* What the task requires
Set the whole listing down again, word for word, with no pictures.

* Dataset content

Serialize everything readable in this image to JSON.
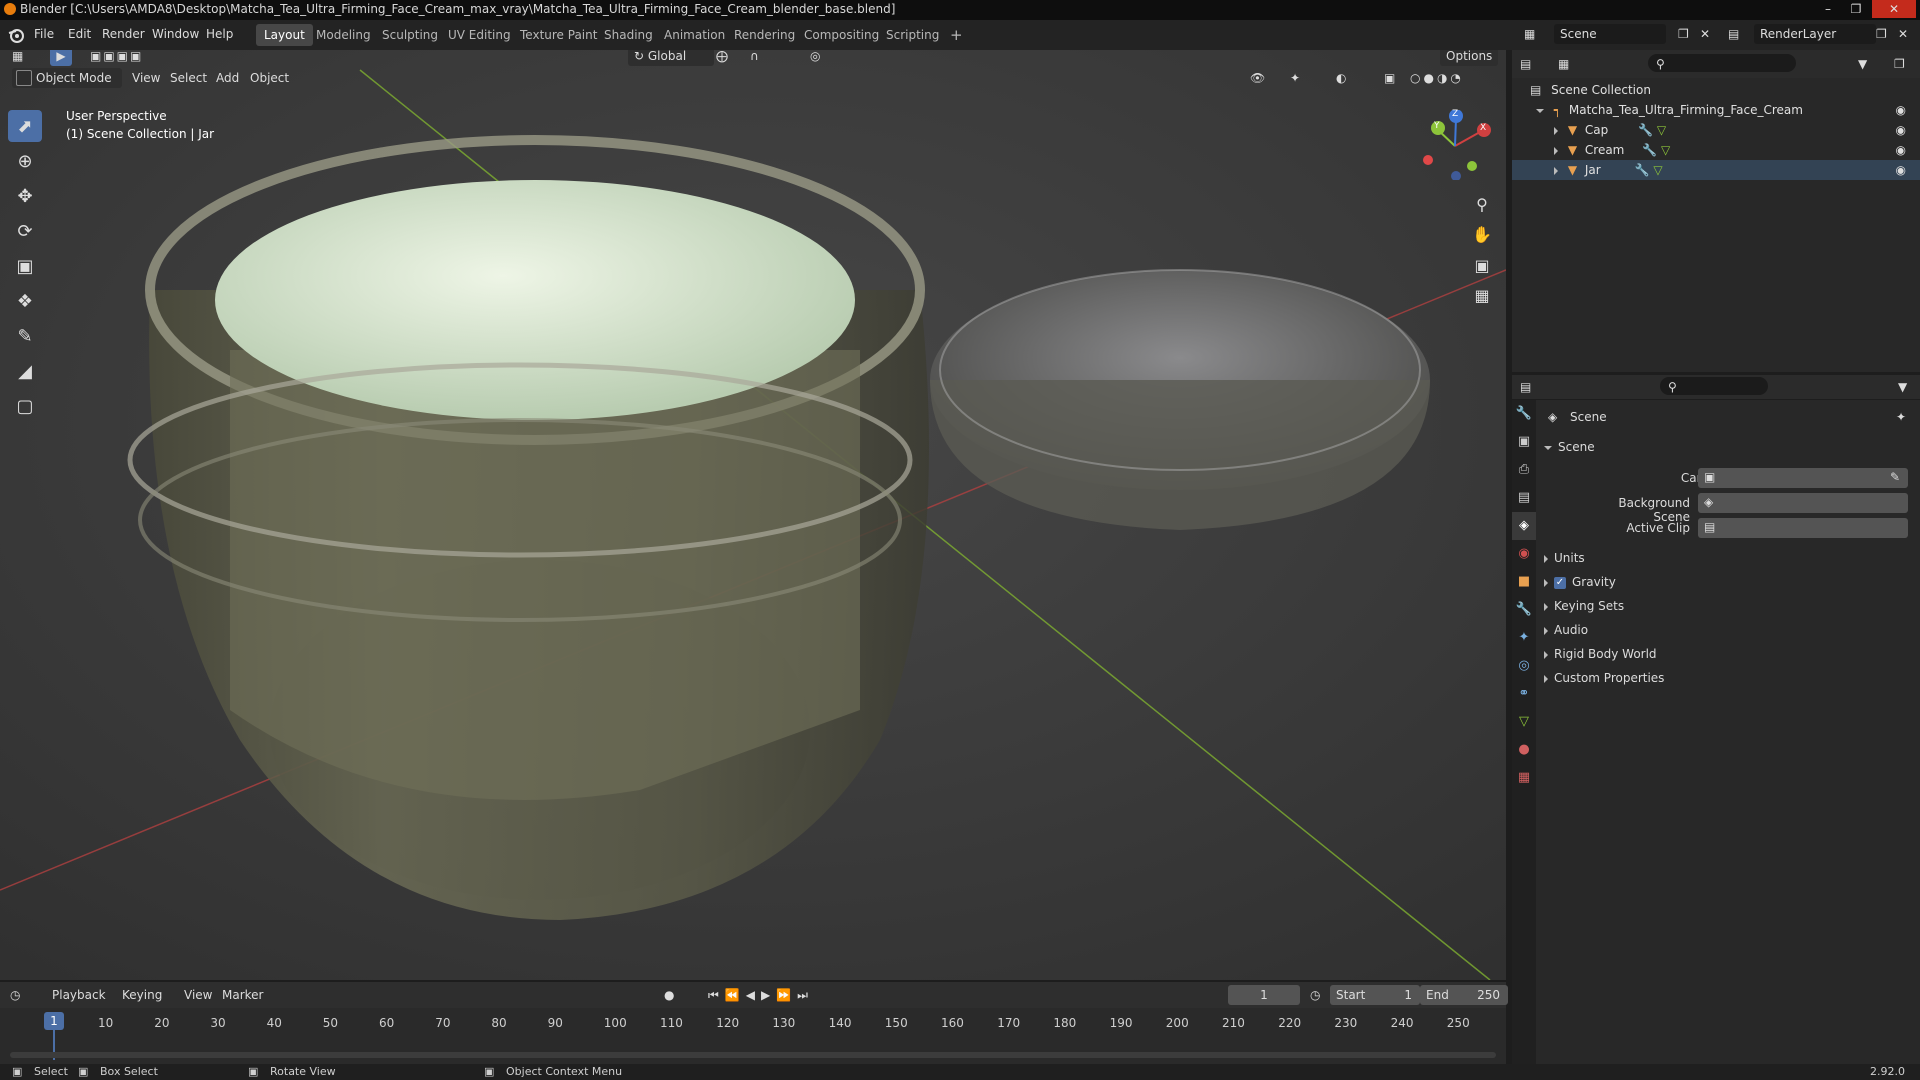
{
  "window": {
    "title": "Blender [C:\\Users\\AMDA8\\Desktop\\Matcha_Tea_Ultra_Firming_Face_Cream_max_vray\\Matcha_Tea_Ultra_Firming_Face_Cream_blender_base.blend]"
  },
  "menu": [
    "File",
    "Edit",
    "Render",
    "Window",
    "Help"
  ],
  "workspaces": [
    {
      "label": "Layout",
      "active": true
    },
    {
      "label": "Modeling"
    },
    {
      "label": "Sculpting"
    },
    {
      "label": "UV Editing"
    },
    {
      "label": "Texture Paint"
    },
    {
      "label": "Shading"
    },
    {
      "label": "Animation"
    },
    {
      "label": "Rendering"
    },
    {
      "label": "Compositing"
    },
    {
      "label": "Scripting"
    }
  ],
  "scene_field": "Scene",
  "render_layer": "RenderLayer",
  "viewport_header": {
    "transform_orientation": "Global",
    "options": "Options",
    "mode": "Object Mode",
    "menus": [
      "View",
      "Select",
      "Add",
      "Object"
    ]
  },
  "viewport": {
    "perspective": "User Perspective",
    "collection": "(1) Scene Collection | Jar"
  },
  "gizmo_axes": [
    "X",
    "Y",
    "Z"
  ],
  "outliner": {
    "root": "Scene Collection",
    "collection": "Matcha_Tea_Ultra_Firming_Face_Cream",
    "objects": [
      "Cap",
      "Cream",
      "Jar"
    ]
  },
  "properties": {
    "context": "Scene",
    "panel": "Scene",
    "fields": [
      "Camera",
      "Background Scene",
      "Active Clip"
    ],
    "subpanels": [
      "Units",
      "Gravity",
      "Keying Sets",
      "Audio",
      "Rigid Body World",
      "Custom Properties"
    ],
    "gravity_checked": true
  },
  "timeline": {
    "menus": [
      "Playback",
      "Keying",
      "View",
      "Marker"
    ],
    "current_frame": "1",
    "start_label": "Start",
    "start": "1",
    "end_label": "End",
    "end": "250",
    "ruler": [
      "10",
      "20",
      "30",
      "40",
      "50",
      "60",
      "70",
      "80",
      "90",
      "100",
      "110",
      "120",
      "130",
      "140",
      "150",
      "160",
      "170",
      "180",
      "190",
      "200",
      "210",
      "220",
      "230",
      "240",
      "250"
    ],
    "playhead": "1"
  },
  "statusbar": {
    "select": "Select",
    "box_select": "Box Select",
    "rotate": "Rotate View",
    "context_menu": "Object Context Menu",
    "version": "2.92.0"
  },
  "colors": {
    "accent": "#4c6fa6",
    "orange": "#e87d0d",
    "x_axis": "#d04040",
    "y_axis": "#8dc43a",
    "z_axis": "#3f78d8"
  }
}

* Solution
Serialize everything readable in this image to JSON.
{
  "window": {
    "title": "Blender [C:\\Users\\AMDA8\\Desktop\\Matcha_Tea_Ultra_Firming_Face_Cream_max_vray\\Matcha_Tea_Ultra_Firming_Face_Cream_blender_base.blend]"
  },
  "menu": [
    "File",
    "Edit",
    "Render",
    "Window",
    "Help"
  ],
  "workspaces": [
    {
      "label": "Layout",
      "active": true
    },
    {
      "label": "Modeling"
    },
    {
      "label": "Sculpting"
    },
    {
      "label": "UV Editing"
    },
    {
      "label": "Texture Paint"
    },
    {
      "label": "Shading"
    },
    {
      "label": "Animation"
    },
    {
      "label": "Rendering"
    },
    {
      "label": "Compositing"
    },
    {
      "label": "Scripting"
    }
  ],
  "scene_field": "Scene",
  "render_layer": "RenderLayer",
  "viewport_header": {
    "transform_orientation": "Global",
    "options": "Options",
    "mode": "Object Mode",
    "menus": [
      "View",
      "Select",
      "Add",
      "Object"
    ]
  },
  "viewport": {
    "perspective": "User Perspective",
    "collection": "(1) Scene Collection | Jar"
  },
  "gizmo_axes": [
    "X",
    "Y",
    "Z"
  ],
  "outliner": {
    "root": "Scene Collection",
    "collection": "Matcha_Tea_Ultra_Firming_Face_Cream",
    "objects": [
      "Cap",
      "Cream",
      "Jar"
    ]
  },
  "properties": {
    "context": "Scene",
    "panel": "Scene",
    "fields": [
      "Camera",
      "Background Scene",
      "Active Clip"
    ],
    "subpanels": [
      "Units",
      "Gravity",
      "Keying Sets",
      "Audio",
      "Rigid Body World",
      "Custom Properties"
    ],
    "gravity_checked": true
  },
  "timeline": {
    "menus": [
      "Playback",
      "Keying",
      "View",
      "Marker"
    ],
    "current_frame": "1",
    "start_label": "Start",
    "start": "1",
    "end_label": "End",
    "end": "250",
    "ruler": [
      "10",
      "20",
      "30",
      "40",
      "50",
      "60",
      "70",
      "80",
      "90",
      "100",
      "110",
      "120",
      "130",
      "140",
      "150",
      "160",
      "170",
      "180",
      "190",
      "200",
      "210",
      "220",
      "230",
      "240",
      "250"
    ],
    "playhead": "1"
  },
  "statusbar": {
    "select": "Select",
    "box_select": "Box Select",
    "rotate": "Rotate View",
    "context_menu": "Object Context Menu",
    "version": "2.92.0"
  },
  "colors": {
    "accent": "#4c6fa6",
    "orange": "#e87d0d",
    "x_axis": "#d04040",
    "y_axis": "#8dc43a",
    "z_axis": "#3f78d8"
  }
}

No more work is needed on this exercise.